Your instructions: Filter the entries below, keeping only lines with "timestamp".

Dataset:
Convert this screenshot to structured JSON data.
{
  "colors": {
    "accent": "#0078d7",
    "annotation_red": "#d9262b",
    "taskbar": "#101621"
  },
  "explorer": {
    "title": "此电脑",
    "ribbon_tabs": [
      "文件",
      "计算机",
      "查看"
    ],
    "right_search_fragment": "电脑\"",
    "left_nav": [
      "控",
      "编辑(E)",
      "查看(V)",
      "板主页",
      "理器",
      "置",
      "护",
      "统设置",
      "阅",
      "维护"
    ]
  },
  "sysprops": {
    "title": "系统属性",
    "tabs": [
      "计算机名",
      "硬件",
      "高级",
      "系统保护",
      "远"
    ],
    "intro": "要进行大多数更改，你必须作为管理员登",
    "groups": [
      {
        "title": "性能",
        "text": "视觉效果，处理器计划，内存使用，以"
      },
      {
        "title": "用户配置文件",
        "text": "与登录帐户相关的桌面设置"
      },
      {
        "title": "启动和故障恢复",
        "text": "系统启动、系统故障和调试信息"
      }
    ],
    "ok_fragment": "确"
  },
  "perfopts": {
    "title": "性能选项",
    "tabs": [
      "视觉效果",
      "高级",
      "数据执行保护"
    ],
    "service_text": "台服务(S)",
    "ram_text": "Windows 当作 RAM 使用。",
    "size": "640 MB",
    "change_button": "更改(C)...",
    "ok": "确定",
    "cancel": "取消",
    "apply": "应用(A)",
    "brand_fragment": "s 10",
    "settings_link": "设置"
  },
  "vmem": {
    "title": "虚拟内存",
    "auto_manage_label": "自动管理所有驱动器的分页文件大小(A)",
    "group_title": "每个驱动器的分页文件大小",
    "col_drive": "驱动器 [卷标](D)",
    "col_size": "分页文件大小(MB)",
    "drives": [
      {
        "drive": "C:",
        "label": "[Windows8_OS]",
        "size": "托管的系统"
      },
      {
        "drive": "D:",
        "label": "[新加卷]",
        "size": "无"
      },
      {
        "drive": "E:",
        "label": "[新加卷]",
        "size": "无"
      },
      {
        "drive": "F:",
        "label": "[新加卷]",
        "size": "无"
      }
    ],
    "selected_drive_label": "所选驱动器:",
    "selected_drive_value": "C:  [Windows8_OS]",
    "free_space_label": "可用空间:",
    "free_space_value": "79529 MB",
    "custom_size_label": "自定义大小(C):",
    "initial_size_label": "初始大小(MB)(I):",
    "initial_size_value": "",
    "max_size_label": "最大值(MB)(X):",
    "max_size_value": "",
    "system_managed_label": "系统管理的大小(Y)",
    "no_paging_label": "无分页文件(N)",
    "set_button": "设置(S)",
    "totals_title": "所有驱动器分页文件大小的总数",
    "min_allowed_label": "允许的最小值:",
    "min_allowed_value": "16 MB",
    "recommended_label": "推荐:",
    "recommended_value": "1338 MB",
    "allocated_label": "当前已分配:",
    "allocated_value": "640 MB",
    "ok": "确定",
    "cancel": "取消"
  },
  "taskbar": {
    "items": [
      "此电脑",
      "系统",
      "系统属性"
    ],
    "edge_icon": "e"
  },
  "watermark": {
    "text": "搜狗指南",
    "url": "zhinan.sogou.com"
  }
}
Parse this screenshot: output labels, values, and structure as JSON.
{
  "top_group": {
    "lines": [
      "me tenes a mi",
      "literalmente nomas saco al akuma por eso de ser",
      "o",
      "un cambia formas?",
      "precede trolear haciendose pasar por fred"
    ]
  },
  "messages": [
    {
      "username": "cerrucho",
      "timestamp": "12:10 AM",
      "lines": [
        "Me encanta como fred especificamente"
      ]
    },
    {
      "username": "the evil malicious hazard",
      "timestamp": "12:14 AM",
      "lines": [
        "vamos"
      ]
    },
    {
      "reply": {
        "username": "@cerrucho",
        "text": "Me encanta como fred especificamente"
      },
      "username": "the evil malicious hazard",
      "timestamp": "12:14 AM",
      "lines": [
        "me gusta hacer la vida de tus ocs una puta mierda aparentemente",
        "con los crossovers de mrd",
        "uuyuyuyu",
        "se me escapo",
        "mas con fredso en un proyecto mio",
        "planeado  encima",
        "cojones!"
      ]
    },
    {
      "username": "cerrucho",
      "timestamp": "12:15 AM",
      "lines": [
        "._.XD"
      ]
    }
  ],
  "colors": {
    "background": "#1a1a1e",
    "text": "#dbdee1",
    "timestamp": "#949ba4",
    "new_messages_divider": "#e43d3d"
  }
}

Exercise solution:
      "timestamp": "12:10 AM",
      "timestamp": "12:14 AM",
      "timestamp": "12:14 AM",
      "timestamp": "12:15 AM",
    "timestamp": "#949ba4",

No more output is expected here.